* **Task**:
Copy out each line in the listing below where the word "email" appears.
= Beginning of Section =
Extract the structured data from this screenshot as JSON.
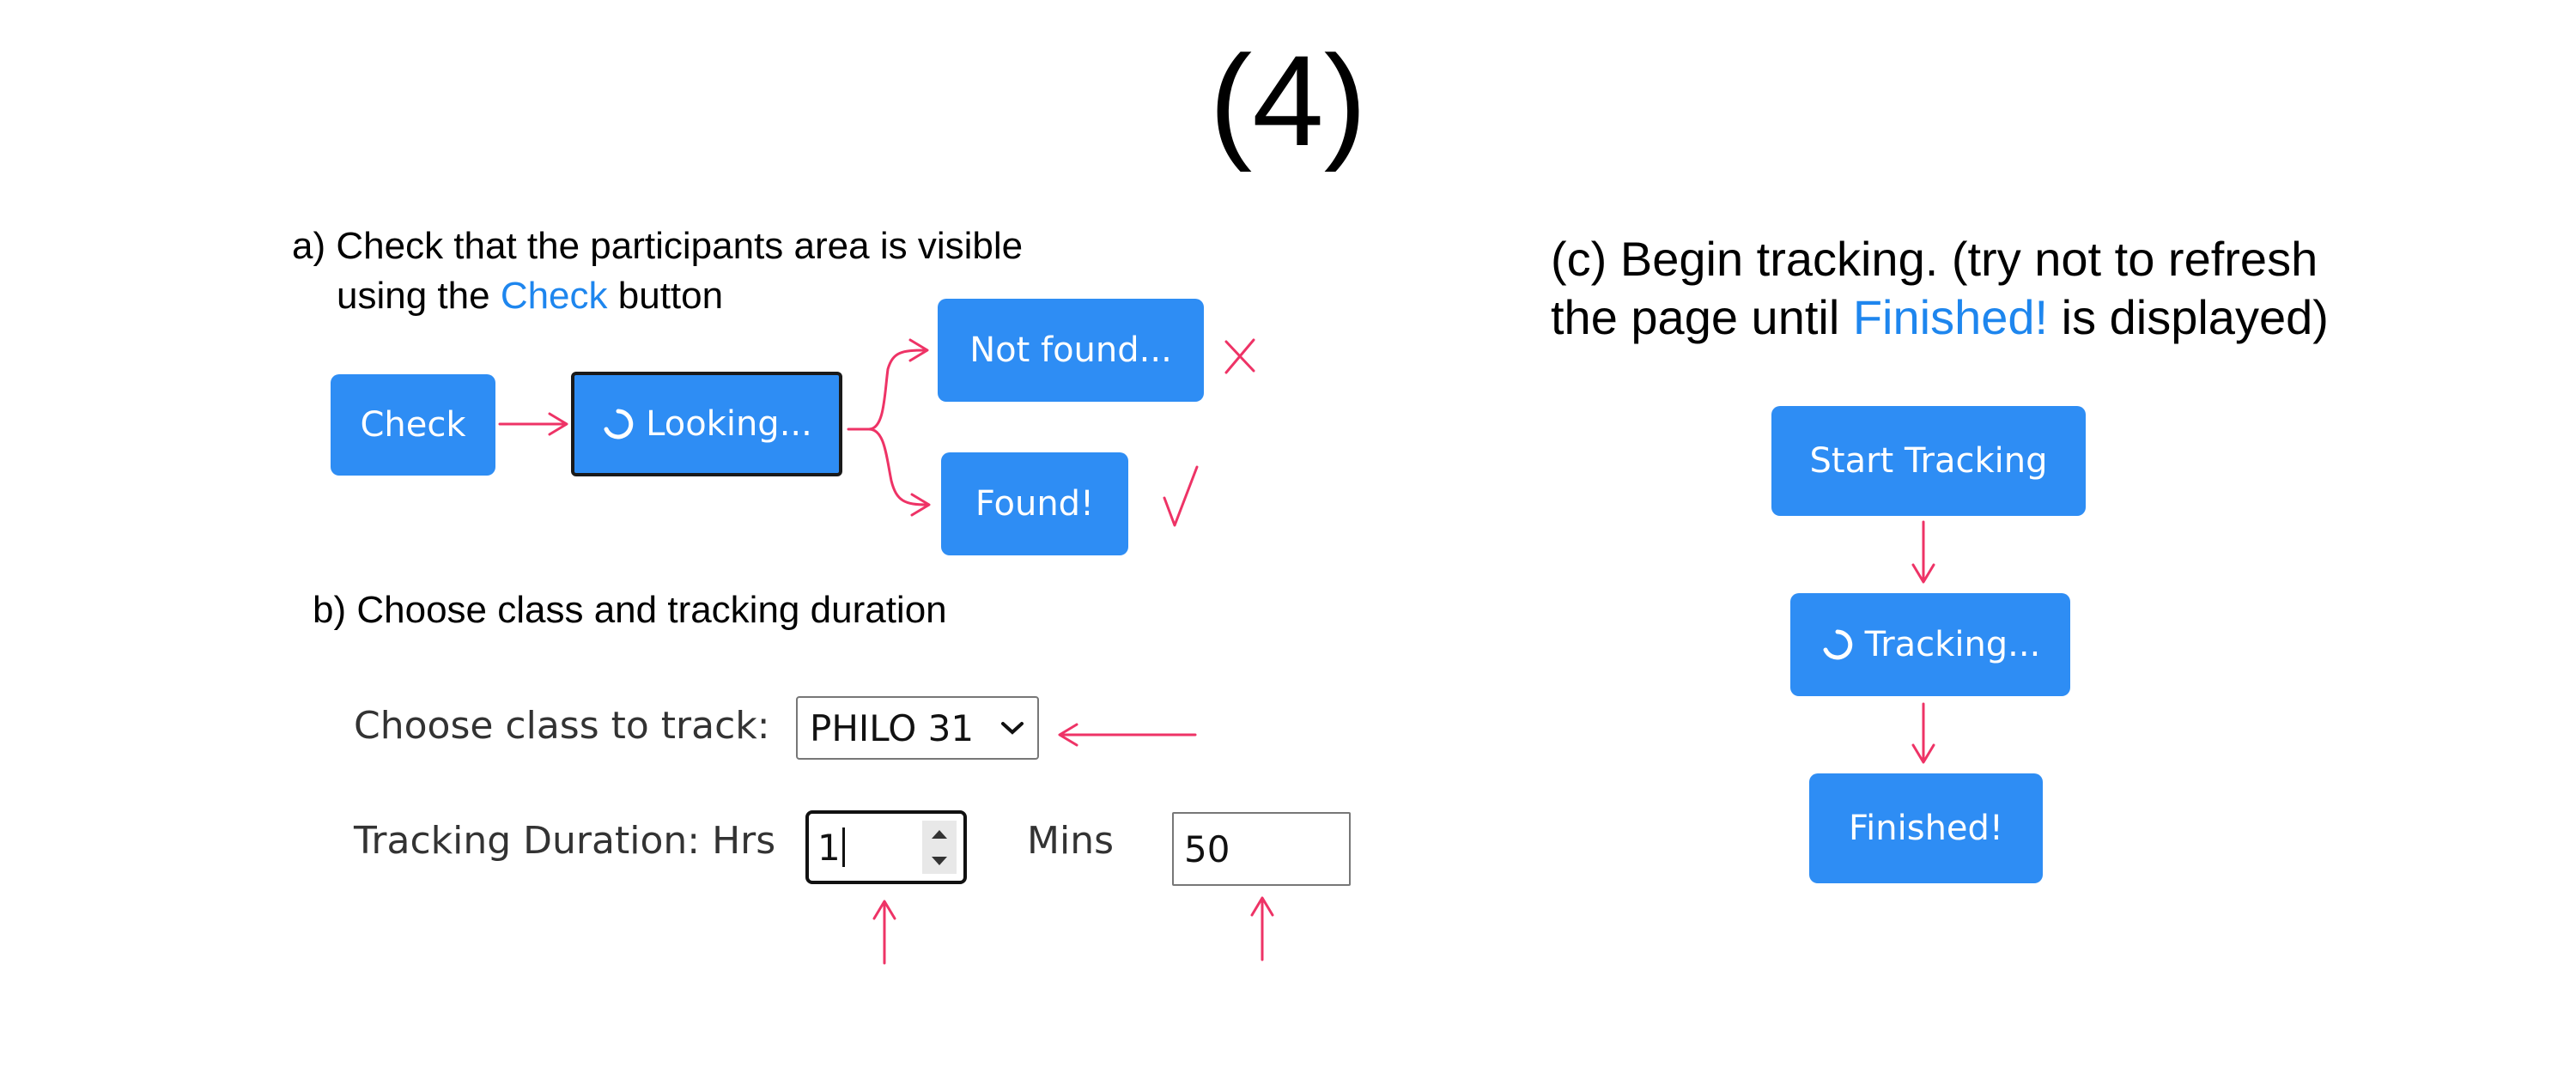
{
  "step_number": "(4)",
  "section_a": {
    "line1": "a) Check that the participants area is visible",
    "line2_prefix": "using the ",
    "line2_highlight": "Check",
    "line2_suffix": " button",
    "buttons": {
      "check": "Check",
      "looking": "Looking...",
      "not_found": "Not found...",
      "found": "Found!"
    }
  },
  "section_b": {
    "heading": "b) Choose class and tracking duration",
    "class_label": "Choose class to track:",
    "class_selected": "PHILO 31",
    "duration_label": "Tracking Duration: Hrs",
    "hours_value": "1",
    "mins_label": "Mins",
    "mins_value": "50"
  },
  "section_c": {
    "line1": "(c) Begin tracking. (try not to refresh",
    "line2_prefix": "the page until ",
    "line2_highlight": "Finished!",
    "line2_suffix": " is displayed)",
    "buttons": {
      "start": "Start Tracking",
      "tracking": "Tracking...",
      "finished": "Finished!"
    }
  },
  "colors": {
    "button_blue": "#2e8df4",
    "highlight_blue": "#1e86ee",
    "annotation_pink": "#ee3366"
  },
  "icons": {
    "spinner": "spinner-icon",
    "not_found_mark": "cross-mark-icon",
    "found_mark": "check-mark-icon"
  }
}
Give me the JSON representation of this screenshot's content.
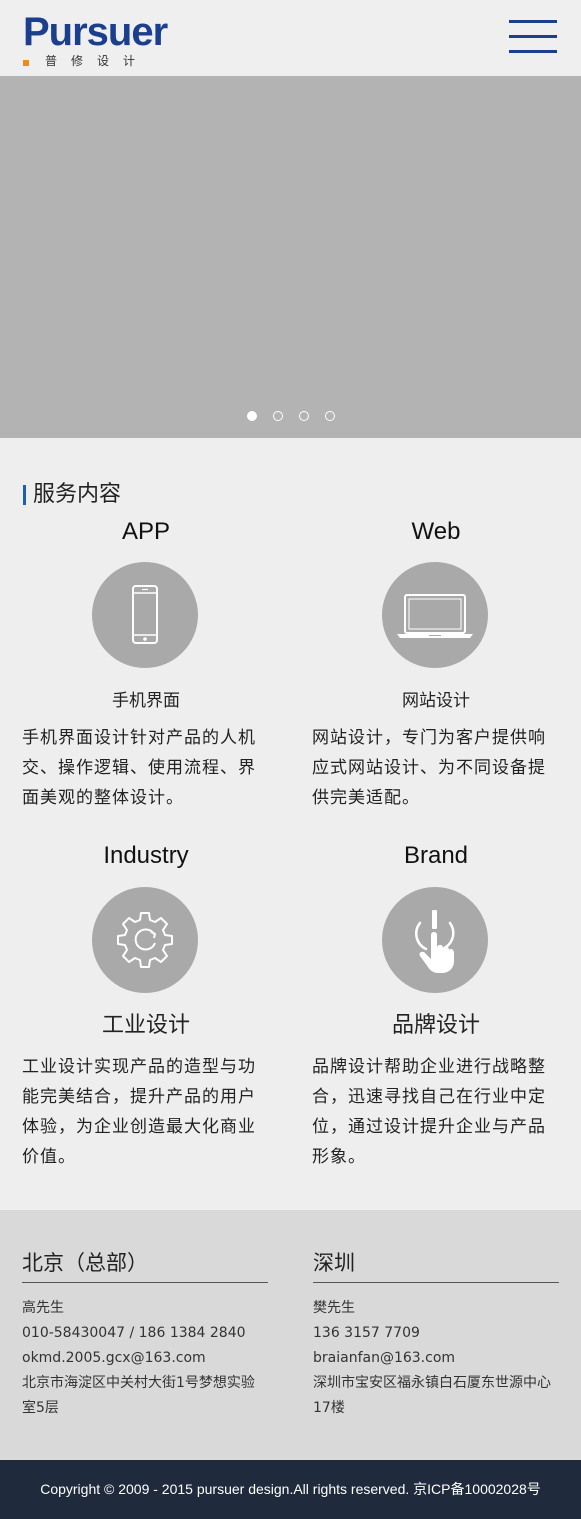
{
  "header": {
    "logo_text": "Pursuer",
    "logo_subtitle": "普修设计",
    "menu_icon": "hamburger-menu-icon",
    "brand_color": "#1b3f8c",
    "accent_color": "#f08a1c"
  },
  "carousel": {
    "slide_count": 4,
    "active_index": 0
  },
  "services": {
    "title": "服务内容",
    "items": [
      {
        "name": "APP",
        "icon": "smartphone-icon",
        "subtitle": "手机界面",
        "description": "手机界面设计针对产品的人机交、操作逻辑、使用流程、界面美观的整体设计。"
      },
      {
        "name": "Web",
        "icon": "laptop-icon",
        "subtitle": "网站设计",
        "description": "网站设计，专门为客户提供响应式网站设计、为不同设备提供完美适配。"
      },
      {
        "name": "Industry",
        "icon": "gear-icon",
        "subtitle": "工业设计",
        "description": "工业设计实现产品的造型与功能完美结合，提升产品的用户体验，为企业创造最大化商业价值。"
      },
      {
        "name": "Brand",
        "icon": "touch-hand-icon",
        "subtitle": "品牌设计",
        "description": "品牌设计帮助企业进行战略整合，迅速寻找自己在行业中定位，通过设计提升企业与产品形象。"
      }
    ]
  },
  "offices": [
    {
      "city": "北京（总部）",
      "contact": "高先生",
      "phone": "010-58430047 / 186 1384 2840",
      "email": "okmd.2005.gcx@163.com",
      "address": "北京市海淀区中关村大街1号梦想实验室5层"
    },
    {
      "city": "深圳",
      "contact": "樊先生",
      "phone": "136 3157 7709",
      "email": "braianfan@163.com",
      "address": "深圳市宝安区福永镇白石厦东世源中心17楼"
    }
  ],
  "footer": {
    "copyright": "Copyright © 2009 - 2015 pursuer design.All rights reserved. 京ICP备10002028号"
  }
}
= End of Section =
* **Response area**:
      "email": "okmd.2005.gcx@163.com",
      "email": "braianfan@163.com",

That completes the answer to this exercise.